But now John put his hand into his pocket, took out a whistle, and sent out one or two notes with it, which went sounding far across the heated air. What this was a sign for was, naturally, not clear to me; but straight away my fears were awake. More men would be coming. I might be seen. They had by now put to death two of our Supporters; after Tom and Alan, might it not be my turn?

Straight away I made a start at getting myself out and going back again on my bands and knees, as quickly and quietly as possible, to the more open part of the wood.

While I was doing so, there were cries coming and going between the old pirate and his friends, and this sound of danger gave me wings. When I had got clear of the undergrowth, I went running off at a greater rate than ever before, almost not caring about the direction of my flight, so long as it took me away from those men of death; and as I went, my fear became greater and greater till I was almost off my head.

In fact, was it possible for anyone to be in a worse position than I? When the gun was fired, how was I to get myself to go down to the boats among those devils, whose hands were still red with blood? Would not the first of them who saw me give my neck a twist like a bird's? Would not the very fact of my not being there be a clear sign of my fear of them, and so of my knowledge of their crimes? It was all over for me, I said to myself. I would never again see the 'Hispaniola'; or the Squire, or the Doctor, or the Captain. There was nothing for me but death from being without food, or death by the hands of the pirates.

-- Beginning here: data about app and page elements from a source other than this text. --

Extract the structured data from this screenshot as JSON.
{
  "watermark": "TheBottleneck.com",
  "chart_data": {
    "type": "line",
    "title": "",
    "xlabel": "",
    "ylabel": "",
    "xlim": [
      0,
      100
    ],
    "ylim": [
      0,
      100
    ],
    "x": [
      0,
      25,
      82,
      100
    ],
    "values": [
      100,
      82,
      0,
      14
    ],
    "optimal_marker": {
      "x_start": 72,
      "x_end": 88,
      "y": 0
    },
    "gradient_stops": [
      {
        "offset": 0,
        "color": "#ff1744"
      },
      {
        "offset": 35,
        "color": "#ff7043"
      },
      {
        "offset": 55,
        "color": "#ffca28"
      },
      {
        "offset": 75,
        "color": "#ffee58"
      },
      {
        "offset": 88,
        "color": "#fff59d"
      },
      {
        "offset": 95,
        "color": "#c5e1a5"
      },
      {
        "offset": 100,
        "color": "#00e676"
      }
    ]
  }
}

All this time, as I say, I was still running, and, without being conscious of the fact, I had come near to the foot of the hill with the two points, and had got into a part of the island where the evergreen oaks came up more thinly, and seemed more like normal frees in their growth and size. Mixed with these were pines here and there, some fifty, some nearer seventy feet high. The air, moreover, had a more healthy smell than down near the wet land.

And here a new shock made me come to a stop with a hammering heart.


4. oak : great tree, common in England, valued for wood.